Action Plan on Building a Capital Markets Union - Prospectus Regulation: Initial Appraisal of a European Commission Impact Assessment

25-02-2016

Overall, this appraisal considers whether the quality of research and analysis presented in the Commission’s IA is fit for purpose – that is to say, whether the IA serves what should be one of its fundamental aims, which is to facilitate better-informed decision-making throughout the legislative process.After an initial screening, it concludes that the Impact Assessment does indeed provide some essential elements to assist decision-makers in understanding the rationale of the choices made by the Commission. However, it has a number of weaknesses which somewhat compromise its quality. Firstly, there seems to be a mismatch between the intended broad legislative overhaul, repealing the existing Directive and its Implementing Regulation, and the deliberately targeted analysis of the IA, which - focusing largely on six important issues - is bound to leave some other areas unexplored. Secondly, the Commission's decision not to carry out a fully-fledged evaluation is debatable and leaves some gaps in the analysis. While acknowledging the extreme complexity of the subject matter, a wider selection of options than the one presented in the IA might reasonably have been expected. Finally, some impacts, such as the anticipated effects on main groups of Member States, impacts on employment and on third countries, could have been better developed.

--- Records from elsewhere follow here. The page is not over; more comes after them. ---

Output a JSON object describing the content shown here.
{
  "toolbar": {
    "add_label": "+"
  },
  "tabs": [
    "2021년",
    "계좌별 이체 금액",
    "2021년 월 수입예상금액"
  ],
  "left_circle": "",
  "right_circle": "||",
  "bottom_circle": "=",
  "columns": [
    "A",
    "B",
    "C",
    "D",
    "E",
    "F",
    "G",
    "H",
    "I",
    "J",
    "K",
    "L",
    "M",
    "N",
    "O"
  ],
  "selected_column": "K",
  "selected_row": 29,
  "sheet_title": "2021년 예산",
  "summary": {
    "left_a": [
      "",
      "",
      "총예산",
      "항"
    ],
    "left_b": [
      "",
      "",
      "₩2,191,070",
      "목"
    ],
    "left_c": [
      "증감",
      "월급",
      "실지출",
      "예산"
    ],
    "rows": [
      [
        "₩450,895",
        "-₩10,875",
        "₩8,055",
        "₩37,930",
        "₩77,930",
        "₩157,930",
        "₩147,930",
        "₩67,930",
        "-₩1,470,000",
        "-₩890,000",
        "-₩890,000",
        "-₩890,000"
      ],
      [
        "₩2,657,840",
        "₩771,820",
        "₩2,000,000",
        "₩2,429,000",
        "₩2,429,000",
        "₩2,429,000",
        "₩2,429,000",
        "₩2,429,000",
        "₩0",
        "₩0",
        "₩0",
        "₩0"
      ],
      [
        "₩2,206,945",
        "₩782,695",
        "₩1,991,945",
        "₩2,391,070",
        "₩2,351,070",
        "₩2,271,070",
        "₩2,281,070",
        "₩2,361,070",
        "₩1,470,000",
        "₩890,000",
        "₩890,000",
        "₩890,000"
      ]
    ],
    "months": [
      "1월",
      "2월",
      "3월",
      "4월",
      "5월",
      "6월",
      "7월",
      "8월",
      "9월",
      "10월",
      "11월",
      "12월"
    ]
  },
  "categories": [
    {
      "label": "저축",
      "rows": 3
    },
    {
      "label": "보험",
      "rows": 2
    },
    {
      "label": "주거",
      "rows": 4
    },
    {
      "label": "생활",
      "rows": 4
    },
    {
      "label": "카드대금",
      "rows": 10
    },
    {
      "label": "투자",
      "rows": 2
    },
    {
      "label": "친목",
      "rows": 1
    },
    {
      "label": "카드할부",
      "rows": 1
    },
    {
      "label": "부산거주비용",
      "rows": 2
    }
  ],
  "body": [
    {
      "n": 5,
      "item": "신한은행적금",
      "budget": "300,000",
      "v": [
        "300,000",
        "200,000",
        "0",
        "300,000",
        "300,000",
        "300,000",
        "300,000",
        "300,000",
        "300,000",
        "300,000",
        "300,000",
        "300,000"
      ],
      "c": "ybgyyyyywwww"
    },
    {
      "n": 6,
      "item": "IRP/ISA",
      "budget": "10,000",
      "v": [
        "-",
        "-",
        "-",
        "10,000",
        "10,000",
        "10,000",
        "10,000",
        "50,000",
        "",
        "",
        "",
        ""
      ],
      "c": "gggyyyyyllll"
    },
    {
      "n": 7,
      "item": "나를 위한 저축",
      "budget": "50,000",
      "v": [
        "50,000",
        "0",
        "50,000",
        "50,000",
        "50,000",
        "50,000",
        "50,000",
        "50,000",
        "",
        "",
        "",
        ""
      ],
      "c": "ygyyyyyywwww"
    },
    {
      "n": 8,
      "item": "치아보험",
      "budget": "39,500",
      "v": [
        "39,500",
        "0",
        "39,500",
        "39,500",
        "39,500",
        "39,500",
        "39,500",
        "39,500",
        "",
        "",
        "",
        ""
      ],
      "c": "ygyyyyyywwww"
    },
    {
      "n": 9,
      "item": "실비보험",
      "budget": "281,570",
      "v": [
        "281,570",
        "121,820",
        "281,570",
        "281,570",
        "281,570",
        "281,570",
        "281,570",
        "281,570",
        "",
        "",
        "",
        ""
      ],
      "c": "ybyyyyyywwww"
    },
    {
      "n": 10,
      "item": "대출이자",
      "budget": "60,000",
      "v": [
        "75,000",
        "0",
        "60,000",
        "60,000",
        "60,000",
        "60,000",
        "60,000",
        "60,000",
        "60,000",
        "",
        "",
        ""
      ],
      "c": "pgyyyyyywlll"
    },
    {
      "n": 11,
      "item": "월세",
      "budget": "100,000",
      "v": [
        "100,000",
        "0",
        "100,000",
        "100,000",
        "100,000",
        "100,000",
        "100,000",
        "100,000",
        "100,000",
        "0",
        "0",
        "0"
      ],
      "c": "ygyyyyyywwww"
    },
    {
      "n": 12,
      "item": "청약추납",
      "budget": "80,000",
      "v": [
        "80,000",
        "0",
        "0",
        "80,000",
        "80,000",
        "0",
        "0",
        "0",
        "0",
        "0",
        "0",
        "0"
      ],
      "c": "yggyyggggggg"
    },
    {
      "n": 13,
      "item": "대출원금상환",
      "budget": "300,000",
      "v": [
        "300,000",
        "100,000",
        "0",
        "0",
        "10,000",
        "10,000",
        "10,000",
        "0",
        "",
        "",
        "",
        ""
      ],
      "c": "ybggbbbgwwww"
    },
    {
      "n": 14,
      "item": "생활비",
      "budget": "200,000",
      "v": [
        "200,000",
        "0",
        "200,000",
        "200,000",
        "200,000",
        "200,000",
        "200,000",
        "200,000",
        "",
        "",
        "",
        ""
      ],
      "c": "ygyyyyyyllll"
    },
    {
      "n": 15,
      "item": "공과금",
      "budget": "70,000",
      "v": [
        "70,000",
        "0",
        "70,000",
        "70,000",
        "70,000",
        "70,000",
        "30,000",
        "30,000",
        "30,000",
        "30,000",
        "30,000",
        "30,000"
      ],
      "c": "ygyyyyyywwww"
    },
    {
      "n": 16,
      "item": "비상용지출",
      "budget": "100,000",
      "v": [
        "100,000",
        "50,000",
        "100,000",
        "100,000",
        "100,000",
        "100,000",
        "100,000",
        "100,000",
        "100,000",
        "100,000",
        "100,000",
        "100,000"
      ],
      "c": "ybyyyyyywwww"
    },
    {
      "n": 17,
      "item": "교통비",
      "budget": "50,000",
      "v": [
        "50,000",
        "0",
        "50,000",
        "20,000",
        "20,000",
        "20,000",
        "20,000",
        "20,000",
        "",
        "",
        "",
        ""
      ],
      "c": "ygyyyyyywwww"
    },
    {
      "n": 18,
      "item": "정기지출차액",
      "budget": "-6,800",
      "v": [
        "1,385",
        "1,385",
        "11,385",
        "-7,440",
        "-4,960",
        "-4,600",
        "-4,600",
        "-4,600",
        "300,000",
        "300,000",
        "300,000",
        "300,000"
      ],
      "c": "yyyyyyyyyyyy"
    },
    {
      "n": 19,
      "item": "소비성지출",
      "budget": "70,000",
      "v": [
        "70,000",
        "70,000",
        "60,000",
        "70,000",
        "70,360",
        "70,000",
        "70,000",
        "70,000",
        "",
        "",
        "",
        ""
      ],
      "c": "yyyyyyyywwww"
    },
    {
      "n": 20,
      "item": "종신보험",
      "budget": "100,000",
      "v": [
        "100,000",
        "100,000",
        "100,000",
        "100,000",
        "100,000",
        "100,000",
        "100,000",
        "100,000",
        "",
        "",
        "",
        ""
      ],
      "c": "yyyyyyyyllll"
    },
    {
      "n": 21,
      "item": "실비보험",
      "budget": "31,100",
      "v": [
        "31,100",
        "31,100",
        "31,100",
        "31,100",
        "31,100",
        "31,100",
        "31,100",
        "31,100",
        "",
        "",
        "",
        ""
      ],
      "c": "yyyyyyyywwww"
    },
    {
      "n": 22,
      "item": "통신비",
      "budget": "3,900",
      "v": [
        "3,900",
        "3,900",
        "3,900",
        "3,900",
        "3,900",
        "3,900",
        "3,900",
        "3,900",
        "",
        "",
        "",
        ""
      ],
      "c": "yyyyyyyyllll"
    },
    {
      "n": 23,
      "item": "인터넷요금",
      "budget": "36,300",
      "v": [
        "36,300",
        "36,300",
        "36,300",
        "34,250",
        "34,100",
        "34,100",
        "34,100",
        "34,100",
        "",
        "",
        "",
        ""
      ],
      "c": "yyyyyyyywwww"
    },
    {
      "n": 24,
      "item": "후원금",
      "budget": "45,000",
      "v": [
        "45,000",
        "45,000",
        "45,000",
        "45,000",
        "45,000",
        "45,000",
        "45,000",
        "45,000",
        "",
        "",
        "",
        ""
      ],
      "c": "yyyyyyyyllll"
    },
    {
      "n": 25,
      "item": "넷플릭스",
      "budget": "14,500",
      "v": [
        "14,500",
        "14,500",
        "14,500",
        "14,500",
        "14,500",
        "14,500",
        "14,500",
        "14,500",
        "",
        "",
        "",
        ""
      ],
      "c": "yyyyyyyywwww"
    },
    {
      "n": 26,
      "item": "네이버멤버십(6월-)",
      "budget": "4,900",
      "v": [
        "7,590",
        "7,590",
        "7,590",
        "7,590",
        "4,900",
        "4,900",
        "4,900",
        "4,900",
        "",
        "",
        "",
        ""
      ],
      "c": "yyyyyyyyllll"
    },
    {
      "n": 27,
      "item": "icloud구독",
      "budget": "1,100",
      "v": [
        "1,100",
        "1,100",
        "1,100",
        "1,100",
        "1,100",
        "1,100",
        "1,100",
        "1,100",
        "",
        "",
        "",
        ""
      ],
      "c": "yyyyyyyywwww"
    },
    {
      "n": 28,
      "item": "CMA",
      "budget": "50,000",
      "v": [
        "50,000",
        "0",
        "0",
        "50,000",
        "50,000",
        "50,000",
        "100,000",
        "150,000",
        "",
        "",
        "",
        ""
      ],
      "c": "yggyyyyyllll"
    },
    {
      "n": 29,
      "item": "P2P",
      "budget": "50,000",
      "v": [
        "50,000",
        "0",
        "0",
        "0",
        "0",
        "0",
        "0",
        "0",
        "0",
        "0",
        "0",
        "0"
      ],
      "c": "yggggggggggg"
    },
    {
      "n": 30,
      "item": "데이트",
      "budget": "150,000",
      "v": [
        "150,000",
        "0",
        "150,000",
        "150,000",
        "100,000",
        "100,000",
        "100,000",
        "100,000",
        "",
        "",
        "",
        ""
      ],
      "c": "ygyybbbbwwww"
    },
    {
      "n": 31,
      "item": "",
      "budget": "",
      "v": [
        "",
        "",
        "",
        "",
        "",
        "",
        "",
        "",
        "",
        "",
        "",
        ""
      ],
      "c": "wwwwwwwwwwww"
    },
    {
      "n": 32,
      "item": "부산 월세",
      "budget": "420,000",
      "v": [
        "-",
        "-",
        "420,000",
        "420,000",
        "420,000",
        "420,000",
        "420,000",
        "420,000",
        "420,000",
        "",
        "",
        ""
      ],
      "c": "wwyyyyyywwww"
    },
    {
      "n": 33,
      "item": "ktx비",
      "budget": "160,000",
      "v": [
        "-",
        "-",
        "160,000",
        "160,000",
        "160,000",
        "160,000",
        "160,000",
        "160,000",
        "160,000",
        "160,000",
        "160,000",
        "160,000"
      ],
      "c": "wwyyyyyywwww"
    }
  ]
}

Overall, this appraisal considers whether the quality of research and analysis presented in the Commission’s IA is fit for purpose – that is to say, whether the IA serves what should be one of its fundamental aims, which is to facilitate better-informed decision-making throughout the legislative process.After an initial screening, it concludes that the Impact Assessment does indeed provide some essential elements to assist decision-makers in understanding the rationale of the choices made by the Commission. However, it has a number of weaknesses which somewhat compromise its quality. Firstly, there seems to be a mismatch between the intended broad legislative overhaul, repealing the existing Directive and its Implementing Regulation, and the deliberately targeted analysis of the IA, which - focusing largely on six important issues - is bound to leave some other areas unexplored. Secondly, the Commission's decision not to carry out a fully-fledged evaluation is debatable and leaves some gaps in the analysis. While acknowledging the extreme complexity of the subject matter, a wider selection of options than the one presented in the IA might reasonably have been expected. Finally, some impacts, such as the anticipated effects on main groups of Member States, impacts on employment and on third countries, could have been better developed.